• DATA PROVIDED:

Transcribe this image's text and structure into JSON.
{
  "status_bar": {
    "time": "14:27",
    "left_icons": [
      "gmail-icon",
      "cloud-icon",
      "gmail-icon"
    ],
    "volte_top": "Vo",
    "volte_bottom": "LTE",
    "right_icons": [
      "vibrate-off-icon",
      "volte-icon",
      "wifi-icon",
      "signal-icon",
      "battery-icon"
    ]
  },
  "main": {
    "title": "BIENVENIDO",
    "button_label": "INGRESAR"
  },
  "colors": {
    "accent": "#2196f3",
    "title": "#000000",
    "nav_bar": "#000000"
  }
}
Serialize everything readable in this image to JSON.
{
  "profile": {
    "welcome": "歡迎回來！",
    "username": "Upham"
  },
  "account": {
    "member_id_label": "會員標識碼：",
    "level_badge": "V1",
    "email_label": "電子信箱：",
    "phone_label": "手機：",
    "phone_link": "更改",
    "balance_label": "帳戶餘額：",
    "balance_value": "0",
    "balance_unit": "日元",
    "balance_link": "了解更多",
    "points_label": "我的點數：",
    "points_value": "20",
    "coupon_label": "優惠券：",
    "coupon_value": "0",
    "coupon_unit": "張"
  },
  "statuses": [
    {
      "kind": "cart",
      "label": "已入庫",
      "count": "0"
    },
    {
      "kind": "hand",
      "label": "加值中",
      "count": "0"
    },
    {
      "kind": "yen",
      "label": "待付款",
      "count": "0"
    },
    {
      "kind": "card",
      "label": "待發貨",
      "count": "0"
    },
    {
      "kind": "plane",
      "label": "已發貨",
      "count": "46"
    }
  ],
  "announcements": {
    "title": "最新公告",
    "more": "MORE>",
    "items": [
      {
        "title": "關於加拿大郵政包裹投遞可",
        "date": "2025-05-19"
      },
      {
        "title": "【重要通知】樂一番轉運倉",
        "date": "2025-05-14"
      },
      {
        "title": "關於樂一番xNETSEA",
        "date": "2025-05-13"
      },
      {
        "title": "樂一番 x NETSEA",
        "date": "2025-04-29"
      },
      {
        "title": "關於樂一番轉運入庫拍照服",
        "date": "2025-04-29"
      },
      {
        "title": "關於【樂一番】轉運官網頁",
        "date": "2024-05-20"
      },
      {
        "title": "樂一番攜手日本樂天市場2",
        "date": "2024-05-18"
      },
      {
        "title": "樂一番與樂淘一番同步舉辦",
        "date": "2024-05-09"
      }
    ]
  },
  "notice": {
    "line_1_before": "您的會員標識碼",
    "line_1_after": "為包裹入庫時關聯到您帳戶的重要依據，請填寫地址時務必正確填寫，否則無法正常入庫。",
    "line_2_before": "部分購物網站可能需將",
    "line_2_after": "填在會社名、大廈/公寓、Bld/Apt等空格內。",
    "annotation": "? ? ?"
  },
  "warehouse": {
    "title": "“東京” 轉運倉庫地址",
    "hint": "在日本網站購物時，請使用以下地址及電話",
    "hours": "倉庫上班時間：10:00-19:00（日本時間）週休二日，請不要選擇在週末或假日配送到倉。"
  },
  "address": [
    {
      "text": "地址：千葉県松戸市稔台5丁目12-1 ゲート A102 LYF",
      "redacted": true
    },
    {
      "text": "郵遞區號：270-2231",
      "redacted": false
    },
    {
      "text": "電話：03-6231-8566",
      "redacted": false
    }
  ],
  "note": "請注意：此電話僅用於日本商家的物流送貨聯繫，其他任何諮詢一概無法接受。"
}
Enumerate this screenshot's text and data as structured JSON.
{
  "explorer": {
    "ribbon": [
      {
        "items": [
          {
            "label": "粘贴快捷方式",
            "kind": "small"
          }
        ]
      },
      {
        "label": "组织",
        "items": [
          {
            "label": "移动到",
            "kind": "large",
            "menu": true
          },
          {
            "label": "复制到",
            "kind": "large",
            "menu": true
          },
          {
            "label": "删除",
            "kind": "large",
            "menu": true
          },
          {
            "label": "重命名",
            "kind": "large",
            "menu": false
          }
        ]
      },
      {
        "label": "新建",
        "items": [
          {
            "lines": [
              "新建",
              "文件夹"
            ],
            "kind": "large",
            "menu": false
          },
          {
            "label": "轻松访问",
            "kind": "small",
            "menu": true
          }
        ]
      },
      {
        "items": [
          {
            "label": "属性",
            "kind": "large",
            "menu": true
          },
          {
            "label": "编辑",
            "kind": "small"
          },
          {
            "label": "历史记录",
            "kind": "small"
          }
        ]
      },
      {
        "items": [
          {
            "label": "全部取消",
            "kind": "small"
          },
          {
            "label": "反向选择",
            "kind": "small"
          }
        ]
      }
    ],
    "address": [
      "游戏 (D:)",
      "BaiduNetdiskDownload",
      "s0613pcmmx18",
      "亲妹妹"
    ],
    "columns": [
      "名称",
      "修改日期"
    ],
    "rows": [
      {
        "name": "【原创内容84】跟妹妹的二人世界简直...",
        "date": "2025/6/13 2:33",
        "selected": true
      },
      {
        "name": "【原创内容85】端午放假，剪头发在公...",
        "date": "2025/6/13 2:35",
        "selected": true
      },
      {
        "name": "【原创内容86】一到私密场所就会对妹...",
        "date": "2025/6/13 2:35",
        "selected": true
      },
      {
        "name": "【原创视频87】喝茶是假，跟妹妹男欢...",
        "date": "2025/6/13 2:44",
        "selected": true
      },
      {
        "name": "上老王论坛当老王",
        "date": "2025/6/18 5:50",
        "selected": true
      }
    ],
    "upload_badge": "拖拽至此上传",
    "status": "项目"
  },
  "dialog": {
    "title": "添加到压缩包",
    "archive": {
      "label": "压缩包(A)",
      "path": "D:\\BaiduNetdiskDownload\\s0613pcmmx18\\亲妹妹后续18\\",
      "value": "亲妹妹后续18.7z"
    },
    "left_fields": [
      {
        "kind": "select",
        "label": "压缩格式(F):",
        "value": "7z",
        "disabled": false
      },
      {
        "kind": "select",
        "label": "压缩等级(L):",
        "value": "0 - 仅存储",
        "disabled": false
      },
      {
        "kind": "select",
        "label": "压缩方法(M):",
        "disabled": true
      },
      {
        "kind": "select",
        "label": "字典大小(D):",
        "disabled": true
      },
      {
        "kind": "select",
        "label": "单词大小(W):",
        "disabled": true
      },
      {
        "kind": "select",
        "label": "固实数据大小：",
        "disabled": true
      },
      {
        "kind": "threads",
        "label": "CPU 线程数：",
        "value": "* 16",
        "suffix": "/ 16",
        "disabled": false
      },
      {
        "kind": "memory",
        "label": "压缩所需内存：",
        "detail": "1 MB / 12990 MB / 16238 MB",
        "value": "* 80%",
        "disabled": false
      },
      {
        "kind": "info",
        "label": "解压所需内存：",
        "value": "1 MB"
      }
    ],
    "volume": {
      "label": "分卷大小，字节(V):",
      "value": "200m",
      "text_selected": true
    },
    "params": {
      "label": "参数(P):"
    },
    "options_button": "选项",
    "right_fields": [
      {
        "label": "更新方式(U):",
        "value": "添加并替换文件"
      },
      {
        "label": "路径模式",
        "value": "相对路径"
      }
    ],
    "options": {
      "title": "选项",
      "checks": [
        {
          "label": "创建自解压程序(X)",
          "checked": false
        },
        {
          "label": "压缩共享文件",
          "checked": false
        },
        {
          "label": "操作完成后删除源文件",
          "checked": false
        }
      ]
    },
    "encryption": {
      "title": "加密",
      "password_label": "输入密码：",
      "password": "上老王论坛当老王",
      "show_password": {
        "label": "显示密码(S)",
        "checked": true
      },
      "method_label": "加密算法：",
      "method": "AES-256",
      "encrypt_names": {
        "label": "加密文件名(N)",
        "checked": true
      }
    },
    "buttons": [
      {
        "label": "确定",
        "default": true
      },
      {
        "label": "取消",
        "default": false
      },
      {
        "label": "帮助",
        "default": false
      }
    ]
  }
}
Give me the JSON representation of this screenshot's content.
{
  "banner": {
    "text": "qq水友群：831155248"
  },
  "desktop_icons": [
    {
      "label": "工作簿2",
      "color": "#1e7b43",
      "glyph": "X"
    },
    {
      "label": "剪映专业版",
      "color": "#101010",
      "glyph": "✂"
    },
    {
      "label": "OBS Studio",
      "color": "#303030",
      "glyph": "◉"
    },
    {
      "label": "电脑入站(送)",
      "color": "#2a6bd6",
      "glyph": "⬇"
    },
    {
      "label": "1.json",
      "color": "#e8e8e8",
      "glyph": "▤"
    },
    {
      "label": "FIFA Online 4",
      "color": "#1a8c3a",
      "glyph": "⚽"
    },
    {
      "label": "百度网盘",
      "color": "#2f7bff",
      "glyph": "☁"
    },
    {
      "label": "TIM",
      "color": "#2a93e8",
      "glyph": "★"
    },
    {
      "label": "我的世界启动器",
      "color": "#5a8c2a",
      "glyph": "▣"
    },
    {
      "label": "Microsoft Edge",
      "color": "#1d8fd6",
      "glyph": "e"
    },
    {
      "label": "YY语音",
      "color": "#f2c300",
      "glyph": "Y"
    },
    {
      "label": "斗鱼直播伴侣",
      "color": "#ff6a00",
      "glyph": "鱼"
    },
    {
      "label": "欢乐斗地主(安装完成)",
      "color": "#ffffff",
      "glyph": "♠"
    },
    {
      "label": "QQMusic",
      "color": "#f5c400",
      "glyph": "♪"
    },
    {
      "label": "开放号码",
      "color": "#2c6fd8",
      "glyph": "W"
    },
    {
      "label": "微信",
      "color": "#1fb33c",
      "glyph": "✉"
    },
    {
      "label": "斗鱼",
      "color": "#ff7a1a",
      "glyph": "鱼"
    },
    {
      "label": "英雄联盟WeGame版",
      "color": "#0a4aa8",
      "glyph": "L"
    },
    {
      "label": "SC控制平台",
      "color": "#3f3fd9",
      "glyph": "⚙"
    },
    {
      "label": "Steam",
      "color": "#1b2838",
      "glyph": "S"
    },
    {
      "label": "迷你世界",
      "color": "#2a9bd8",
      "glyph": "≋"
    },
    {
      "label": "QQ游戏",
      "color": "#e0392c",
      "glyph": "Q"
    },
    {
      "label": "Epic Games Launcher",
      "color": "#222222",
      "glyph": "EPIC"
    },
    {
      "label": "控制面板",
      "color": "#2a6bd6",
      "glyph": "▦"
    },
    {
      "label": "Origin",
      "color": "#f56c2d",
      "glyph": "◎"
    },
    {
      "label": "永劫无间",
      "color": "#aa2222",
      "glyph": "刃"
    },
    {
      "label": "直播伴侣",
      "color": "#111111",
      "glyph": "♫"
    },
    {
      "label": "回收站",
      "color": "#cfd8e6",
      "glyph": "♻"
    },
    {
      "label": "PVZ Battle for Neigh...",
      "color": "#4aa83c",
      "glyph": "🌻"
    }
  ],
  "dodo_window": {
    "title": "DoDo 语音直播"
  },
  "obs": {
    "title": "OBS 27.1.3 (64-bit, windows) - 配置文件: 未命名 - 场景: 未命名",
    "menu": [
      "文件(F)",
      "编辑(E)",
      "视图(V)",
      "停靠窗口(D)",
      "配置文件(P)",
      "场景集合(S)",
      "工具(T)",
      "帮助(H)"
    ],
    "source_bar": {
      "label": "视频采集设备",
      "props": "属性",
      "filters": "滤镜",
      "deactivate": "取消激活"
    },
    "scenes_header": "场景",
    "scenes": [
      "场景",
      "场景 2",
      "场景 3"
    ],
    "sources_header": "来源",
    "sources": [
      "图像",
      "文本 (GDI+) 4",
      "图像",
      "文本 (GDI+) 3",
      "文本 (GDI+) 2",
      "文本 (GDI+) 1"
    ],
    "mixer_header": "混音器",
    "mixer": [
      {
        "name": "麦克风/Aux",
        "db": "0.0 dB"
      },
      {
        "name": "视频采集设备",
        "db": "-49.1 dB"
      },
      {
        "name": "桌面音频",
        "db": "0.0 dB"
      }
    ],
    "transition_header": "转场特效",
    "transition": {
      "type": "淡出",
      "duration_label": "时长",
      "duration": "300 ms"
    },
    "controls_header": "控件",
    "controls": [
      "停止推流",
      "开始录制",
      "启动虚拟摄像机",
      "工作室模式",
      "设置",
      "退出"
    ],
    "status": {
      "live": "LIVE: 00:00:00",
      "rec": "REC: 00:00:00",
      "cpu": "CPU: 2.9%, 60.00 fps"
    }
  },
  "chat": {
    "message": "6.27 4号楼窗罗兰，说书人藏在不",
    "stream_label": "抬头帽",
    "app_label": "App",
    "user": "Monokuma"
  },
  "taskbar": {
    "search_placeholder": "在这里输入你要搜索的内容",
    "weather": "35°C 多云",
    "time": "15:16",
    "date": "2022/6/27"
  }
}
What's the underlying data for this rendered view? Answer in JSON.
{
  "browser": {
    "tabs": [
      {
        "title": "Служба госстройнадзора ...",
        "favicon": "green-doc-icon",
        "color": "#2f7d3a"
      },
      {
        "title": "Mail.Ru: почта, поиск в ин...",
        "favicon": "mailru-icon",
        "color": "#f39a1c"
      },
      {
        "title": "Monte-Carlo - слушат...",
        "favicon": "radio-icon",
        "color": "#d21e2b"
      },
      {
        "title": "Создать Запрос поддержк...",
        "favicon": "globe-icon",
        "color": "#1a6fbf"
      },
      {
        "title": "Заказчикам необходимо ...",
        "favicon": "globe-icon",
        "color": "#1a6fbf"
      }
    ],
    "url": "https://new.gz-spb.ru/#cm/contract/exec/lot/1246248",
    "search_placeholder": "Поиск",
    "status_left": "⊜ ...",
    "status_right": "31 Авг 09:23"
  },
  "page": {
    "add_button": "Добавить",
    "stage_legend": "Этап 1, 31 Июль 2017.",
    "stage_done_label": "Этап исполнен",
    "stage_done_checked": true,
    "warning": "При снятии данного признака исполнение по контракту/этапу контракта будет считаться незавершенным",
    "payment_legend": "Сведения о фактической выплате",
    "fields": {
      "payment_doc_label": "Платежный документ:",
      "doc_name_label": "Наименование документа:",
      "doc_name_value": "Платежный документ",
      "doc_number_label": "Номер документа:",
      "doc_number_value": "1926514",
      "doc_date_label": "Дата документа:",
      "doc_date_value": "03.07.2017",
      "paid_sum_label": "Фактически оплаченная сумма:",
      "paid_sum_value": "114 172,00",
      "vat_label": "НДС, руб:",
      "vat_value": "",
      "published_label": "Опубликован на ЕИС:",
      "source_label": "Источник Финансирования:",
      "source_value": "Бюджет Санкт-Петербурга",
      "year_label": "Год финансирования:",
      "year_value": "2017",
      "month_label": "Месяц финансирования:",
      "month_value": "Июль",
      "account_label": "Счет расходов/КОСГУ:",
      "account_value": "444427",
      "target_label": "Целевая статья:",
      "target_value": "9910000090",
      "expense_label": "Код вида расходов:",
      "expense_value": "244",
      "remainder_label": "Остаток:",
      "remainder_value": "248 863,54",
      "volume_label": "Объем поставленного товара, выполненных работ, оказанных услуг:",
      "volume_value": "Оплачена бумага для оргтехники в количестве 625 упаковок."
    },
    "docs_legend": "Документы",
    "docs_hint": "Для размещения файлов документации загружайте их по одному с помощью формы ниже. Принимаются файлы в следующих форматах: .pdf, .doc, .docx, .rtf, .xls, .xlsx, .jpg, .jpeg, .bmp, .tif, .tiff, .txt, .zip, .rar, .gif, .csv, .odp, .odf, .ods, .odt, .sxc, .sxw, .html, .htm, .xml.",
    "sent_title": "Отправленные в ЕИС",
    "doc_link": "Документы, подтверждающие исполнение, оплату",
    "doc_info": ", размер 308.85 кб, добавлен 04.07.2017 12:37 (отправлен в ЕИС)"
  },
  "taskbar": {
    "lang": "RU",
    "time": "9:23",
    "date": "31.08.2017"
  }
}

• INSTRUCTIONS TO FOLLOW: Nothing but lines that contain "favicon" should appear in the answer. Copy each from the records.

• SOLVED PROBLEM:
        "favicon": "green-doc-icon",
        "favicon": "mailru-icon",
        "favicon": "radio-icon",
        "favicon": "globe-icon",
        "favicon": "globe-icon",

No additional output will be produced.